* **To do**: What lines in the material hold the string "JSON"? Return every one of them.

* **Input for this task**:
************
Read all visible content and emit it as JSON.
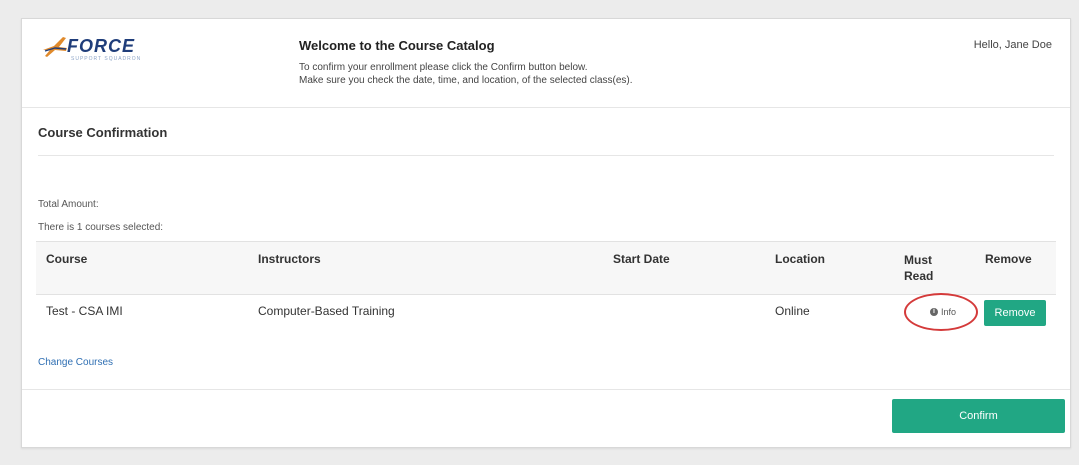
{
  "header": {
    "logo_text": "FORCE",
    "logo_subtext": "SUPPORT SQUADRON",
    "welcome_title": "Welcome to the Course Catalog",
    "welcome_line1": "To confirm your enrollment please click the Confirm button below.",
    "welcome_line2": "Make sure you check the date, time, and location, of the selected class(es).",
    "greeting": "Hello, Jane Doe"
  },
  "confirmation": {
    "section_title": "Course Confirmation",
    "total_amount_label": "Total Amount:",
    "courses_selected_text": "There is 1 courses selected:"
  },
  "table": {
    "columns": {
      "course": "Course",
      "instructors": "Instructors",
      "start_date": "Start Date",
      "location": "Location",
      "must_read_line1": "Must",
      "must_read_line2": "Read",
      "remove": "Remove"
    },
    "rows": [
      {
        "course": "Test - CSA IMI",
        "instructors": "Computer-Based Training",
        "start_date": "",
        "location": "Online",
        "info_label": "Info",
        "remove_label": "Remove"
      }
    ]
  },
  "links": {
    "change_courses": "Change Courses"
  },
  "actions": {
    "confirm_label": "Confirm"
  },
  "colors": {
    "accent_green": "#21a784",
    "link_blue": "#2f6fb3",
    "highlight_red": "#d43a3a",
    "logo_navy": "#1f3d7a"
  },
  "icons": {
    "logo": "jet-icon",
    "info": "info-circle-icon"
  }
}
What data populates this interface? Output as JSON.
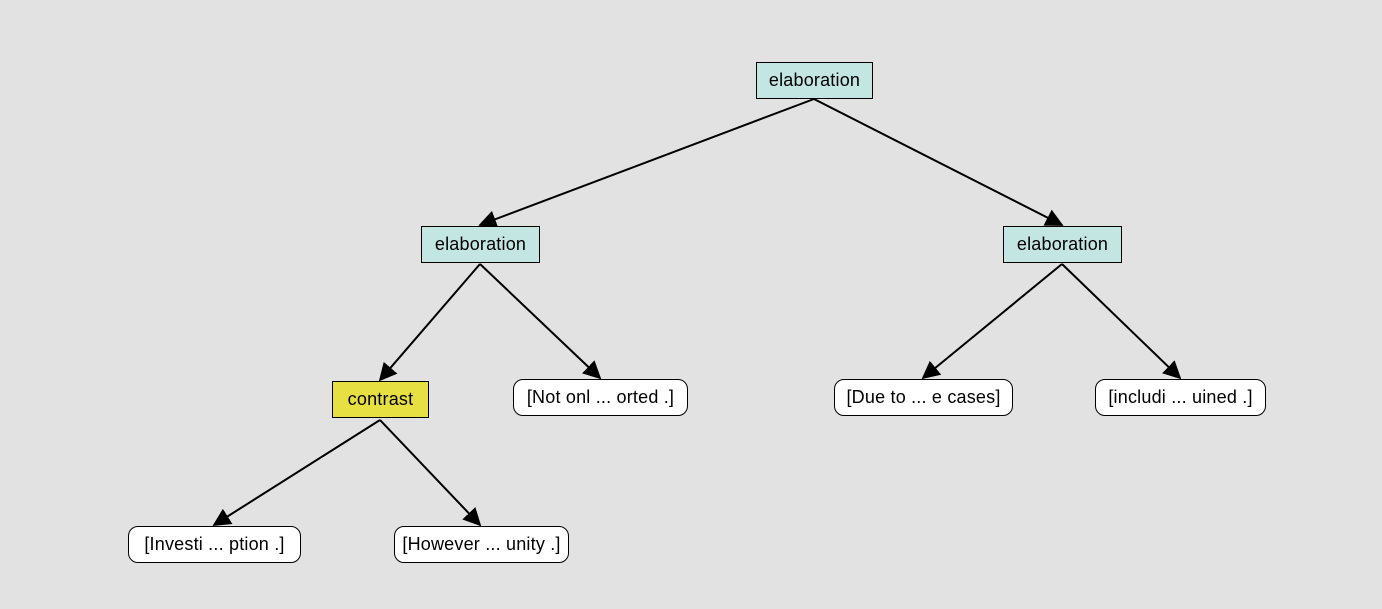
{
  "colors": {
    "canvas_bg": "#e2e2e2",
    "relation_fill": "#c4e6e3",
    "contrast_fill": "#e7e042",
    "leaf_fill": "#ffffff",
    "edge": "#000000"
  },
  "nodes": {
    "root": {
      "label": "elaboration",
      "kind": "relation"
    },
    "left": {
      "label": "elaboration",
      "kind": "relation"
    },
    "right": {
      "label": "elaboration",
      "kind": "relation"
    },
    "contrast": {
      "label": "contrast",
      "kind": "contrast"
    },
    "leaf_notonl": {
      "label": "[Not onl ... orted .]",
      "kind": "leaf"
    },
    "leaf_due": {
      "label": "[Due to  ... e cases]",
      "kind": "leaf"
    },
    "leaf_incl": {
      "label": "[includi ... uined .]",
      "kind": "leaf"
    },
    "leaf_inv": {
      "label": "[Investi ... ption .]",
      "kind": "leaf"
    },
    "leaf_how": {
      "label": "[However ... unity .]",
      "kind": "leaf"
    }
  },
  "edges": [
    {
      "from": "root",
      "to": "left"
    },
    {
      "from": "root",
      "to": "right"
    },
    {
      "from": "left",
      "to": "contrast"
    },
    {
      "from": "left",
      "to": "leaf_notonl"
    },
    {
      "from": "right",
      "to": "leaf_due"
    },
    {
      "from": "right",
      "to": "leaf_incl"
    },
    {
      "from": "contrast",
      "to": "leaf_inv"
    },
    {
      "from": "contrast",
      "to": "leaf_how"
    }
  ]
}
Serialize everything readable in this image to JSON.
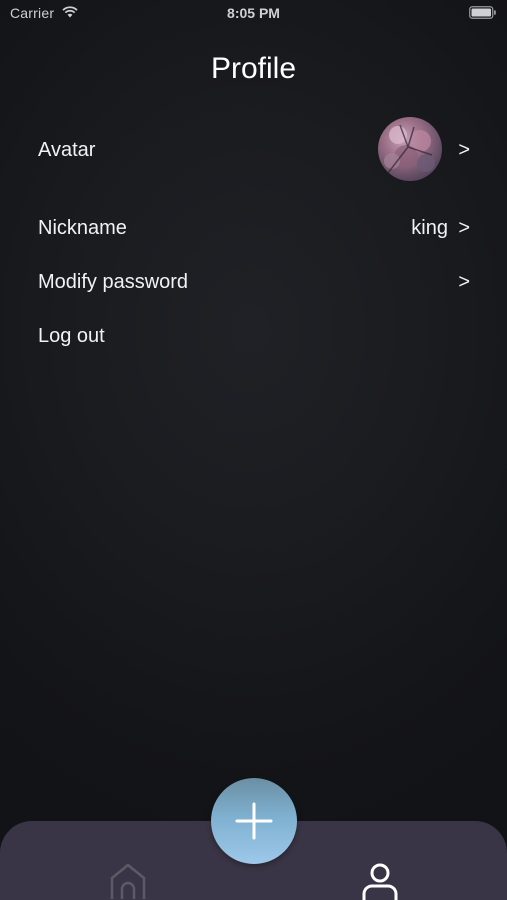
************
* **Solution to the problem**:
Read all visible content and emit it as JSON.
What data populates this interface? Output as JSON.
Serialize everything readable in this image to JSON.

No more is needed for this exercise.